[DIRECTIONS FOR THIS TASK] Take the entries below and retype them word for word, excluding the images.

[SUPPLIED DATA]
Content starts

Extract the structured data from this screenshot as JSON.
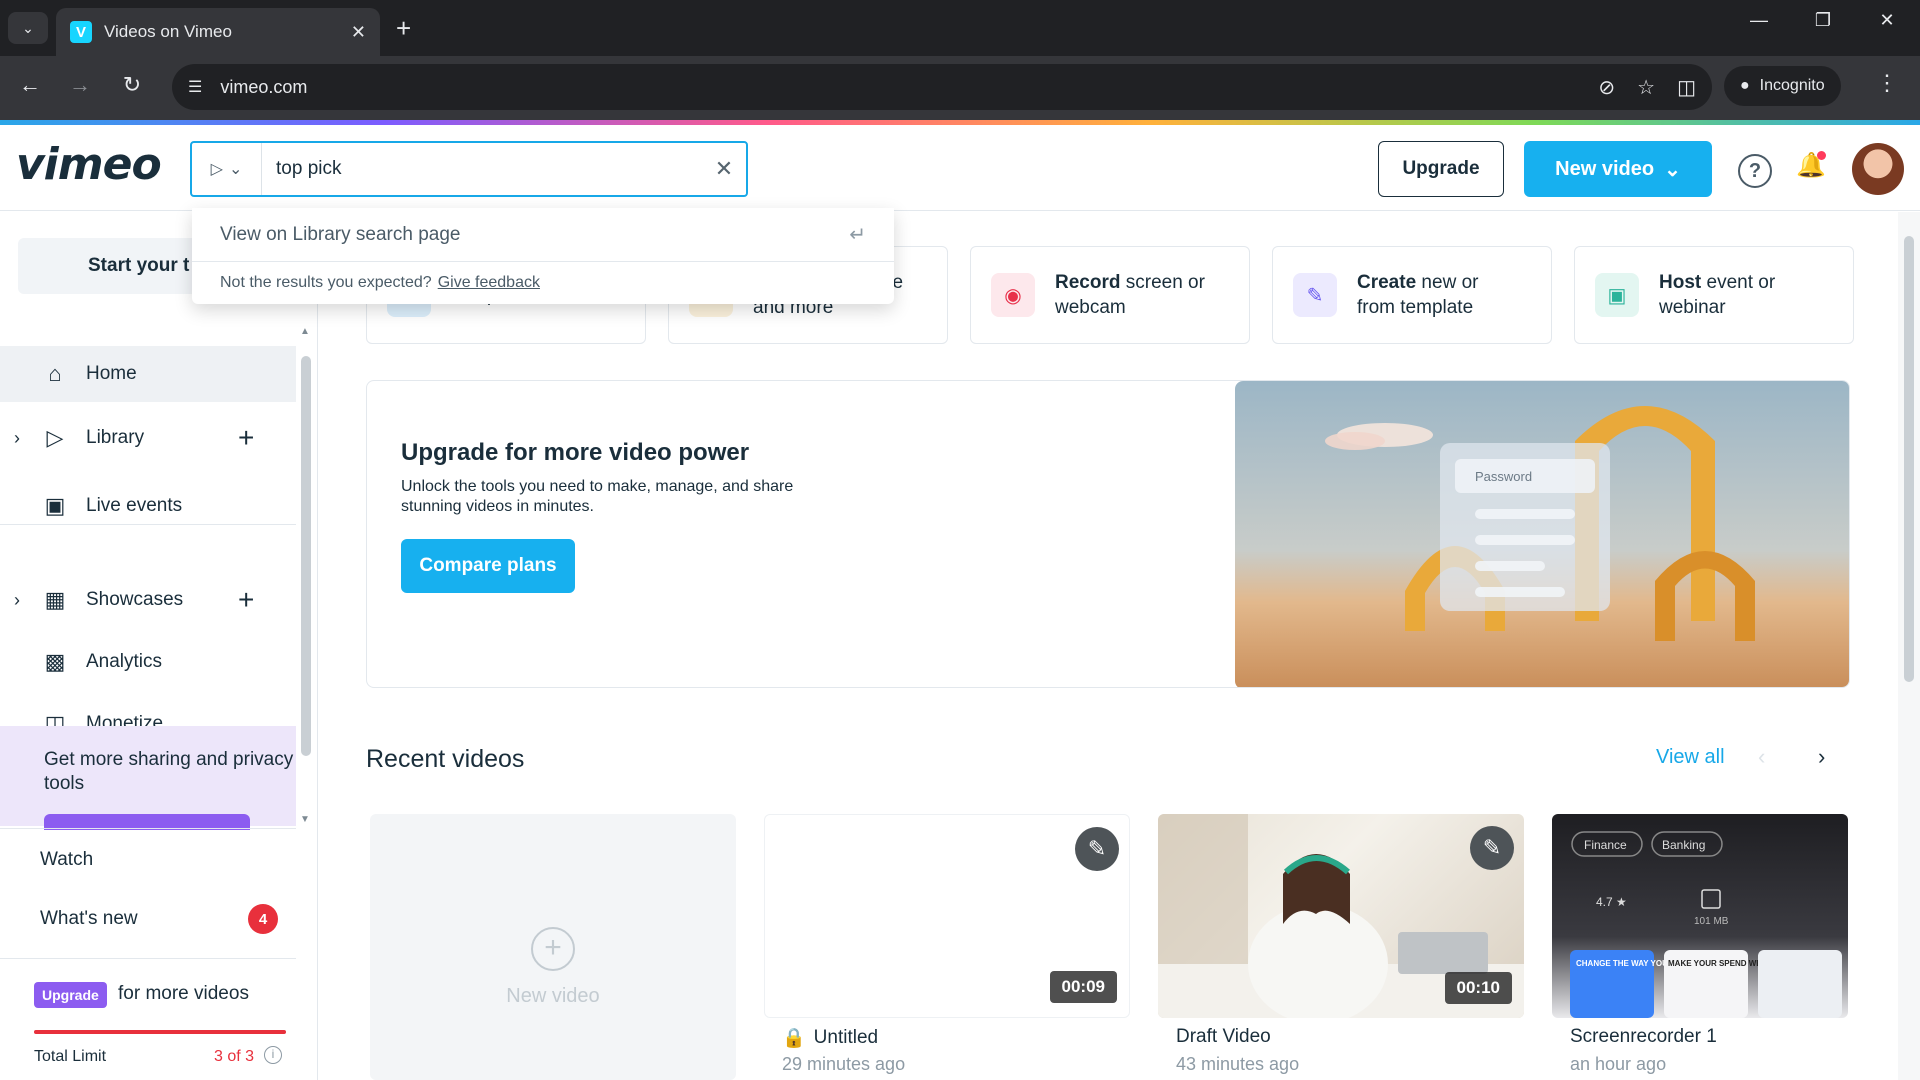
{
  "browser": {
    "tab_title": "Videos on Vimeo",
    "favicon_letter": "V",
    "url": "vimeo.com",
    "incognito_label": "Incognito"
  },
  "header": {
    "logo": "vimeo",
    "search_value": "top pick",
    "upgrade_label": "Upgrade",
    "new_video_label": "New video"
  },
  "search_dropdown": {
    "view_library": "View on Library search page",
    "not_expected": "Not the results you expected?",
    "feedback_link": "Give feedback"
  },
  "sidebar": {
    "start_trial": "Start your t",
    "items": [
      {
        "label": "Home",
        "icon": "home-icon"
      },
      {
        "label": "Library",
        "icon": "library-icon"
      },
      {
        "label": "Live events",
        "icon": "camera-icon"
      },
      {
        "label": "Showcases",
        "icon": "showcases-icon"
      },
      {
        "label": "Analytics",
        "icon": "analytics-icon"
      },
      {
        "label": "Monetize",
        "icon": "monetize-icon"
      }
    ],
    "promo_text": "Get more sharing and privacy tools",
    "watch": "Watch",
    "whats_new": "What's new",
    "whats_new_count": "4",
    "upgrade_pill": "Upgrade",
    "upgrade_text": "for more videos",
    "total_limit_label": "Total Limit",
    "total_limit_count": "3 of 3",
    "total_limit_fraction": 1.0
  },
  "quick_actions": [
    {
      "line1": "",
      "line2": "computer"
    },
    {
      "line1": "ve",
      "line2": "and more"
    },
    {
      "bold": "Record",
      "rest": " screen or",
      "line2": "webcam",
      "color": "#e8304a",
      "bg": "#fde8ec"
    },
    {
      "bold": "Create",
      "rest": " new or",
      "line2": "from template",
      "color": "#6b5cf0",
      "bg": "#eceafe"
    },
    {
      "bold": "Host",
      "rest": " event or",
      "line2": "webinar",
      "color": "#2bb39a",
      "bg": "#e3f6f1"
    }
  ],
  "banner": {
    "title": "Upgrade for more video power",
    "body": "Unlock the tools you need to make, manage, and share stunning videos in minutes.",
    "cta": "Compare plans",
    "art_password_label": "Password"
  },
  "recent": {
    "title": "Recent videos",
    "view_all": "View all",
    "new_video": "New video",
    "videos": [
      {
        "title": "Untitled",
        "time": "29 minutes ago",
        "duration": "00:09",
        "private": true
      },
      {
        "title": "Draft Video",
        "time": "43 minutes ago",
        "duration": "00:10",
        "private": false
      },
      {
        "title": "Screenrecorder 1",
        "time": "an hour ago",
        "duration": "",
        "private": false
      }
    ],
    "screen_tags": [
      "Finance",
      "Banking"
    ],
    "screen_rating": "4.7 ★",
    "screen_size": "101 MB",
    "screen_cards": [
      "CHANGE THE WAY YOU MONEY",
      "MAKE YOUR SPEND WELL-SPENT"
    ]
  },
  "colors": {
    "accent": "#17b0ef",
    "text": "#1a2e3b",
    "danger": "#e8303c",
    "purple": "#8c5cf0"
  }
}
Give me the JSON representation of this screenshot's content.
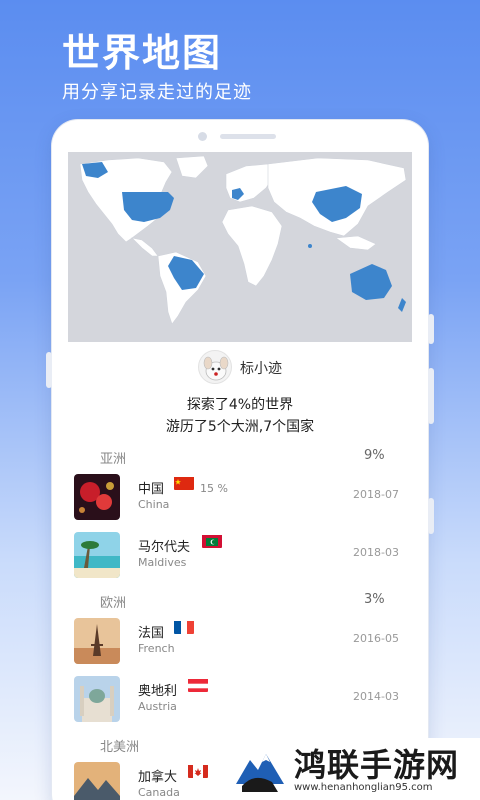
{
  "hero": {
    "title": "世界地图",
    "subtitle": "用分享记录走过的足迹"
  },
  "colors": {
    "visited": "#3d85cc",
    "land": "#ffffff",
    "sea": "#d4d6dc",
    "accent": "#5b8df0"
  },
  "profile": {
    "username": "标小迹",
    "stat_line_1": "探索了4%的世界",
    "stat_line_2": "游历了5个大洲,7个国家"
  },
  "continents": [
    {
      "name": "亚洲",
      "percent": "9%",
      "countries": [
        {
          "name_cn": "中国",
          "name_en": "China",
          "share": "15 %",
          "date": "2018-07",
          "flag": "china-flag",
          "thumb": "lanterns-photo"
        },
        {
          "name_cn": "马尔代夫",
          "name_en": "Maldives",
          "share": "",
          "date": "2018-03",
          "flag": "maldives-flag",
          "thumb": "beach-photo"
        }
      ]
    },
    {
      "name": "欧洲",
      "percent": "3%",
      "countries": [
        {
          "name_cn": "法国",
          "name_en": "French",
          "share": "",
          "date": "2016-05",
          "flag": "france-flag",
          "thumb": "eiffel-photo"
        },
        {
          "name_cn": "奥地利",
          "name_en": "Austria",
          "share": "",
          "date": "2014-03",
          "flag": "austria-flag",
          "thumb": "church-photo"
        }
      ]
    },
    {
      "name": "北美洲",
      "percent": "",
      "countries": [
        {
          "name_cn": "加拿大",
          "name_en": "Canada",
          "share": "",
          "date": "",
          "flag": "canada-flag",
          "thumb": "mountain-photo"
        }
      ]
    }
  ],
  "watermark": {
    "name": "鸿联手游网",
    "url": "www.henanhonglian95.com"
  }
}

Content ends

[REPLY TO THE EXERCISE]
Extract the structured data from this screenshot as JSON.
{
  "browser": {
    "tab_title": "Videos on Vimeo",
    "favicon_letter": "V",
    "url": "vimeo.com",
    "incognito_label": "Incognito"
  },
  "header": {
    "logo": "vimeo",
    "search_value": "top pick",
    "upgrade_label": "Upgrade",
    "new_video_label": "New video"
  },
  "search_dropdown": {
    "view_library": "View on Library search page",
    "not_expected": "Not the results you expected?",
    "feedback_link": "Give feedback"
  },
  "sidebar": {
    "start_trial": "Start your t",
    "items": [
      {
        "label": "Home",
        "icon": "home-icon"
      },
      {
        "label": "Library",
        "icon": "library-icon"
      },
      {
        "label": "Live events",
        "icon": "camera-icon"
      },
      {
        "label": "Showcases",
        "icon": "showcases-icon"
      },
      {
        "label": "Analytics",
        "icon": "analytics-icon"
      },
      {
        "label": "Monetize",
        "icon": "monetize-icon"
      }
    ],
    "promo_text": "Get more sharing and privacy tools",
    "watch": "Watch",
    "whats_new": "What's new",
    "whats_new_count": "4",
    "upgrade_pill": "Upgrade",
    "upgrade_text": "for more videos",
    "total_limit_label": "Total Limit",
    "total_limit_count": "3 of 3",
    "total_limit_fraction": 1.0
  },
  "quick_actions": [
    {
      "line1": "",
      "line2": "computer"
    },
    {
      "line1": "ve",
      "line2": "and more"
    },
    {
      "bold": "Record",
      "rest": " screen or",
      "line2": "webcam",
      "color": "#e8304a",
      "bg": "#fde8ec"
    },
    {
      "bold": "Create",
      "rest": " new or",
      "line2": "from template",
      "color": "#6b5cf0",
      "bg": "#eceafe"
    },
    {
      "bold": "Host",
      "rest": " event or",
      "line2": "webinar",
      "color": "#2bb39a",
      "bg": "#e3f6f1"
    }
  ],
  "banner": {
    "title": "Upgrade for more video power",
    "body": "Unlock the tools you need to make, manage, and share stunning videos in minutes.",
    "cta": "Compare plans",
    "art_password_label": "Password"
  },
  "recent": {
    "title": "Recent videos",
    "view_all": "View all",
    "new_video": "New video",
    "videos": [
      {
        "title": "Untitled",
        "time": "29 minutes ago",
        "duration": "00:09",
        "private": true
      },
      {
        "title": "Draft Video",
        "time": "43 minutes ago",
        "duration": "00:10",
        "private": false
      },
      {
        "title": "Screenrecorder 1",
        "time": "an hour ago",
        "duration": "",
        "private": false
      }
    ],
    "screen_tags": [
      "Finance",
      "Banking"
    ],
    "screen_rating": "4.7 ★",
    "screen_size": "101 MB",
    "screen_cards": [
      "CHANGE THE WAY YOU MONEY",
      "MAKE YOUR SPEND WELL-SPENT"
    ]
  },
  "colors": {
    "accent": "#17b0ef",
    "text": "#1a2e3b",
    "danger": "#e8303c",
    "purple": "#8c5cf0"
  }
}
Give me the JSON representation of this screenshot's content.
{
  "hero": {
    "title": "世界地图",
    "subtitle": "用分享记录走过的足迹"
  },
  "colors": {
    "visited": "#3d85cc",
    "land": "#ffffff",
    "sea": "#d4d6dc",
    "accent": "#5b8df0"
  },
  "profile": {
    "username": "标小迹",
    "stat_line_1": "探索了4%的世界",
    "stat_line_2": "游历了5个大洲,7个国家"
  },
  "continents": [
    {
      "name": "亚洲",
      "percent": "9%",
      "countries": [
        {
          "name_cn": "中国",
          "name_en": "China",
          "share": "15 %",
          "date": "2018-07",
          "flag": "china-flag",
          "thumb": "lanterns-photo"
        },
        {
          "name_cn": "马尔代夫",
          "name_en": "Maldives",
          "share": "",
          "date": "2018-03",
          "flag": "maldives-flag",
          "thumb": "beach-photo"
        }
      ]
    },
    {
      "name": "欧洲",
      "percent": "3%",
      "countries": [
        {
          "name_cn": "法国",
          "name_en": "French",
          "share": "",
          "date": "2016-05",
          "flag": "france-flag",
          "thumb": "eiffel-photo"
        },
        {
          "name_cn": "奥地利",
          "name_en": "Austria",
          "share": "",
          "date": "2014-03",
          "flag": "austria-flag",
          "thumb": "church-photo"
        }
      ]
    },
    {
      "name": "北美洲",
      "percent": "",
      "countries": [
        {
          "name_cn": "加拿大",
          "name_en": "Canada",
          "share": "",
          "date": "",
          "flag": "canada-flag",
          "thumb": "mountain-photo"
        }
      ]
    }
  ],
  "watermark": {
    "name": "鸿联手游网",
    "url": "www.henanhonglian95.com"
  }
}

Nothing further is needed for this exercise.